Give an exact copy of the data that follows, but none of its pictures.

◇ ◇ ◇

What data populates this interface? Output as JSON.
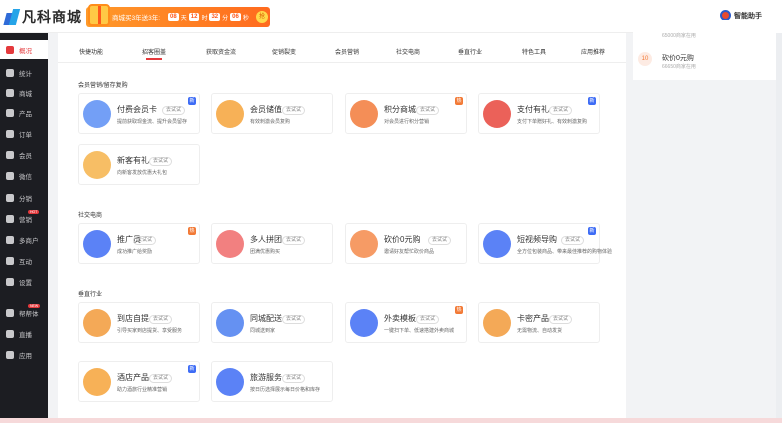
{
  "brand": {
    "name": "凡科商城"
  },
  "promo": {
    "text": "商城买3年送3年:",
    "d": "08",
    "d_u": "天",
    "h": "12",
    "h_u": "时",
    "m": "32",
    "m_u": "分",
    "s": "06",
    "s_u": "秒",
    "coin": "抢"
  },
  "helper": {
    "label": "智能助手"
  },
  "sidebar": {
    "items": [
      {
        "label": "概况"
      },
      {
        "label": "统计"
      },
      {
        "label": "商城"
      },
      {
        "label": "产品"
      },
      {
        "label": "订单"
      },
      {
        "label": "会员"
      },
      {
        "label": "微信"
      },
      {
        "label": "分销"
      },
      {
        "label": "营销",
        "badge": "HOT"
      },
      {
        "label": "多商户"
      },
      {
        "label": "互动"
      },
      {
        "label": "设置"
      },
      {
        "label": "帮帮体",
        "badge": "NEW"
      },
      {
        "label": "直播"
      },
      {
        "label": "应用"
      }
    ]
  },
  "tabs": [
    "快捷功能",
    "招客圈盖",
    "获取资金流",
    "促销裂变",
    "会员营销",
    "社交电商",
    "垂直行业",
    "特色工具",
    "应用推荐"
  ],
  "sections": [
    {
      "title": "会员营销/留存复购"
    },
    {
      "title": "社交电商"
    },
    {
      "title": "垂直行业"
    }
  ],
  "try_label": "去试试",
  "cards": [
    {
      "title": "付费会员卡",
      "desc": "提前获取现金流、提升会员留存",
      "badge": "新"
    },
    {
      "title": "会员储值",
      "desc": "有效刺激会员复购",
      "badge": ""
    },
    {
      "title": "积分商城",
      "desc": "对会员进行积分营销",
      "badge": "热"
    },
    {
      "title": "支付有礼",
      "desc": "支付下单赠好礼、有效刺激复购",
      "badge": "新"
    },
    {
      "title": "新客有礼",
      "desc": "向新客发放优惠大礼包",
      "badge": ""
    },
    {
      "title": "推广员",
      "desc": "成功推广给奖励",
      "badge": "热"
    },
    {
      "title": "多人拼团",
      "desc": "团满优惠购买",
      "badge": ""
    },
    {
      "title": "砍价0元购",
      "desc": "邀请好友帮忙砍价商品",
      "badge": ""
    },
    {
      "title": "短视频导购",
      "desc": "全方位包装商品、带来最佳推荐的购物体验",
      "badge": "新"
    },
    {
      "title": "到店自提",
      "desc": "引导买家到店提货、享受服务",
      "badge": ""
    },
    {
      "title": "同城配送",
      "desc": "同城送到家",
      "badge": ""
    },
    {
      "title": "外卖模板",
      "desc": "一键扫下单、低速搭建外卖商城",
      "badge": "热"
    },
    {
      "title": "卡密产品",
      "desc": "无需物流、自动发货",
      "badge": ""
    },
    {
      "title": "酒店产品",
      "desc": "助力酒旅行业精准营销",
      "badge": "新"
    },
    {
      "title": "旅游服务",
      "desc": "按日历选择展示每日价格和库存",
      "badge": ""
    }
  ],
  "colors": [
    "#5b8ef5",
    "#f6a33a",
    "#f27a3a",
    "#e8453c",
    "#f6b34a",
    "#3e6cf5",
    "#f06a6a",
    "#f58a4a",
    "#3e6cf5",
    "#f29a3a",
    "#4a7ef0",
    "#3e6cf5",
    "#f29a3a",
    "#f6a33a",
    "#3e6cf5"
  ],
  "right": {
    "sub0": "65000商家在用",
    "num": "10",
    "title": "砍价0元购",
    "sub": "66650商家在用"
  }
}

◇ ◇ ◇

Result below:
What data populates this interface? Output as JSON.
{
  "brand": {
    "name": "凡科商城"
  },
  "promo": {
    "text": "商城买3年送3年:",
    "d": "08",
    "d_u": "天",
    "h": "12",
    "h_u": "时",
    "m": "32",
    "m_u": "分",
    "s": "06",
    "s_u": "秒",
    "coin": "抢"
  },
  "helper": {
    "label": "智能助手"
  },
  "sidebar": {
    "items": [
      {
        "label": "概况"
      },
      {
        "label": "统计"
      },
      {
        "label": "商城"
      },
      {
        "label": "产品"
      },
      {
        "label": "订单"
      },
      {
        "label": "会员"
      },
      {
        "label": "微信"
      },
      {
        "label": "分销"
      },
      {
        "label": "营销",
        "badge": "HOT"
      },
      {
        "label": "多商户"
      },
      {
        "label": "互动"
      },
      {
        "label": "设置"
      },
      {
        "label": "帮帮体",
        "badge": "NEW"
      },
      {
        "label": "直播"
      },
      {
        "label": "应用"
      }
    ]
  },
  "tabs": [
    "快捷功能",
    "招客圈盖",
    "获取资金流",
    "促销裂变",
    "会员营销",
    "社交电商",
    "垂直行业",
    "特色工具",
    "应用推荐"
  ],
  "sections": [
    {
      "title": "会员营销/留存复购"
    },
    {
      "title": "社交电商"
    },
    {
      "title": "垂直行业"
    }
  ],
  "try_label": "去试试",
  "cards": [
    {
      "title": "付费会员卡",
      "desc": "提前获取现金流、提升会员留存",
      "badge": "新"
    },
    {
      "title": "会员储值",
      "desc": "有效刺激会员复购",
      "badge": ""
    },
    {
      "title": "积分商城",
      "desc": "对会员进行积分营销",
      "badge": "热"
    },
    {
      "title": "支付有礼",
      "desc": "支付下单赠好礼、有效刺激复购",
      "badge": "新"
    },
    {
      "title": "新客有礼",
      "desc": "向新客发放优惠大礼包",
      "badge": ""
    },
    {
      "title": "推广员",
      "desc": "成功推广给奖励",
      "badge": "热"
    },
    {
      "title": "多人拼团",
      "desc": "团满优惠购买",
      "badge": ""
    },
    {
      "title": "砍价0元购",
      "desc": "邀请好友帮忙砍价商品",
      "badge": ""
    },
    {
      "title": "短视频导购",
      "desc": "全方位包装商品、带来最佳推荐的购物体验",
      "badge": "新"
    },
    {
      "title": "到店自提",
      "desc": "引导买家到店提货、享受服务",
      "badge": ""
    },
    {
      "title": "同城配送",
      "desc": "同城送到家",
      "badge": ""
    },
    {
      "title": "外卖模板",
      "desc": "一键扫下单、低速搭建外卖商城",
      "badge": "热"
    },
    {
      "title": "卡密产品",
      "desc": "无需物流、自动发货",
      "badge": ""
    },
    {
      "title": "酒店产品",
      "desc": "助力酒旅行业精准营销",
      "badge": "新"
    },
    {
      "title": "旅游服务",
      "desc": "按日历选择展示每日价格和库存",
      "badge": ""
    }
  ],
  "colors": [
    "#5b8ef5",
    "#f6a33a",
    "#f27a3a",
    "#e8453c",
    "#f6b34a",
    "#3e6cf5",
    "#f06a6a",
    "#f58a4a",
    "#3e6cf5",
    "#f29a3a",
    "#4a7ef0",
    "#3e6cf5",
    "#f29a3a",
    "#f6a33a",
    "#3e6cf5"
  ],
  "right": {
    "sub0": "65000商家在用",
    "num": "10",
    "title": "砍价0元购",
    "sub": "66650商家在用"
  }
}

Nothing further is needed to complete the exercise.